Managing printers in a modular deployment model is much more complicated than it is to manage printers in a monolithic model. In a modular model, you remember that you do not have the ability to preinstall your printer drivers or to pre-select which printers will be available to your users. So you have to find a way to do that by some other means. The printer drivers are your first problem because you want those to be preinstalled on the systems so that people don't have to install their own printer drivers when they first try to set up printers, if you're allowing them to do that.
In order to do that, you can get your printer drivers from the printer manufacturers, usually in a installer package or .pkg format. In which case, you simply install them just as you would an application as I described previously.
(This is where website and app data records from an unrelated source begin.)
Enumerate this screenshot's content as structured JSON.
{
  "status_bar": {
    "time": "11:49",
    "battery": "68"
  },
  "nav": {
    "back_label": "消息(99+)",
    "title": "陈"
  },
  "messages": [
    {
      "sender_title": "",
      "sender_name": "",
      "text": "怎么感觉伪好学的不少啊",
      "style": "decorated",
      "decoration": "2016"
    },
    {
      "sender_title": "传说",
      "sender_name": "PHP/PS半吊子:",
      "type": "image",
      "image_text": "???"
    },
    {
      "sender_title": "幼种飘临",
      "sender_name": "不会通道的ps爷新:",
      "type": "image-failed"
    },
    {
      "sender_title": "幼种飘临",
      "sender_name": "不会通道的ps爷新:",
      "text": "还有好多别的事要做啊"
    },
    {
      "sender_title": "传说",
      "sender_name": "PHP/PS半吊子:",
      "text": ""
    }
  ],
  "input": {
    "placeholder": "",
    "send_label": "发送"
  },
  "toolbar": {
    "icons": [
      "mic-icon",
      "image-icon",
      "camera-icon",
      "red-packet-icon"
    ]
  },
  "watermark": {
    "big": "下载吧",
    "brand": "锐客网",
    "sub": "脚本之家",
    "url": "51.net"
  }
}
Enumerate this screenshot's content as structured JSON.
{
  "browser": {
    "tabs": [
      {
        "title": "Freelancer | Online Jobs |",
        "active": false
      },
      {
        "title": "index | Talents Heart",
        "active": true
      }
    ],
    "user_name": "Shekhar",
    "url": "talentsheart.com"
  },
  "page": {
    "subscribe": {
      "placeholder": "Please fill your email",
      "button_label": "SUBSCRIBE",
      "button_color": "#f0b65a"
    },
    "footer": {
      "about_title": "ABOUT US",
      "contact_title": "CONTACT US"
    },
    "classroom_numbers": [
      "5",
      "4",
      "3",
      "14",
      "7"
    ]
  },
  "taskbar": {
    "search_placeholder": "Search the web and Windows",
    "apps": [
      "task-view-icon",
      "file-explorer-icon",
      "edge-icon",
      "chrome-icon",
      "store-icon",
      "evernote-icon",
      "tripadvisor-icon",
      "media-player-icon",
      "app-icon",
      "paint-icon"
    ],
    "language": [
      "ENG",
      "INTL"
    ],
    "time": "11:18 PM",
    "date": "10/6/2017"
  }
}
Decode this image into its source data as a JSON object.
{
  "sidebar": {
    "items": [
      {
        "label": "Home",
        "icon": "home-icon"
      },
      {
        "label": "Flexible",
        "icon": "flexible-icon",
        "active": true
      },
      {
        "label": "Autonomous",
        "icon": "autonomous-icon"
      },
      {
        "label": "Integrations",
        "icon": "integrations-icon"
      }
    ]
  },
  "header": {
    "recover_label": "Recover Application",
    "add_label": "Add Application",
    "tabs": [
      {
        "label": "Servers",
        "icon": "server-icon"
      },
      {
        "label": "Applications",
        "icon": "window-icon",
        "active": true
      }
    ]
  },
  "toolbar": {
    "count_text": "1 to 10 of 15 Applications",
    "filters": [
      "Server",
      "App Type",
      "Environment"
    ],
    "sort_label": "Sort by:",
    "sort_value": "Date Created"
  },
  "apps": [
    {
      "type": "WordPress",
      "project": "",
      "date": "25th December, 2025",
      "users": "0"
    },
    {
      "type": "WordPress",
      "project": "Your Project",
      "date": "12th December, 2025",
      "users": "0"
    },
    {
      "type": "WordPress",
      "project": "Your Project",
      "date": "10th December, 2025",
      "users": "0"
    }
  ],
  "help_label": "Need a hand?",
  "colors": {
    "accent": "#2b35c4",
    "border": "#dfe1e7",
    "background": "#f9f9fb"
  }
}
You may also be able to drag and drop PPD files into the correct folder in the file system and that's one way of getting around that. Another option is to grab all of the printer drivers you need, as you would in the monolithic system, on some other system, and then capture all of the files that have changed on your file system after you have installed the correct printer drivers from, say, for example, Apple using Software Update.
And then redistribute those in that fashion so that you don't have to constantly do that. Another good option would be to install a caching server on your network. Again, this is another way of using OS X Server. And allow OS X Server to cache all of those printer drivers and applications, etc., in the caching service, so that they can then be redistributed quickly and easily whenever people need to set up a printer on a case-by-case basis. That's a nice way to be efficient as well. And that being said, you do need to figure out how you're going to allow people to define printers.
One way is to simply allow people to define their own printers. That's perfectly acceptable. Standard users can't do that unless they have been added, their user accounts have been added to something called the lpadmin group, which is not a group that's by default in Mac OS X. But you can add a system group called lpadmin and then add your users to that, and then standard users that are in that group will be allowed to manage printers. Or you could simply make your users administrative users. That would be fine as well. And then they can manage the printers all they want.
This is a nice way to empower your users, allow them to define the printers in the environment, and then you simply leave it up to them. But if you're going to be managing it for them, one really great alternative is to use an OS X Server using Profile Manager and simply send out the printers that you want each device to use in the area where they are. So, if you have, say a department with ten computers that are close to a printer resource in that area, you would know that and you could manage those in device groups based on their geography within the office.
So those are a couple of thoughts on how to define both the printers and to preinstall the printer drivers for your users in a modular imaging environment
- Exploring the monolithic and modular imaging methodologies
- Working with Fusion Drives and Recovery partitions
- Ensuring physical security and installing a firmware password
- Choosing source hardware
- Installing apps
- Building a complete monolithic master for imaging
- Deploying apps and accounts in a modular master system
- Building a base master
- Performing hard-drive-to-hard-drive imaging
- Exploring VLANs
- Performing network-to-network imaging
- Deploying using NetInstall or DeployStudio across a network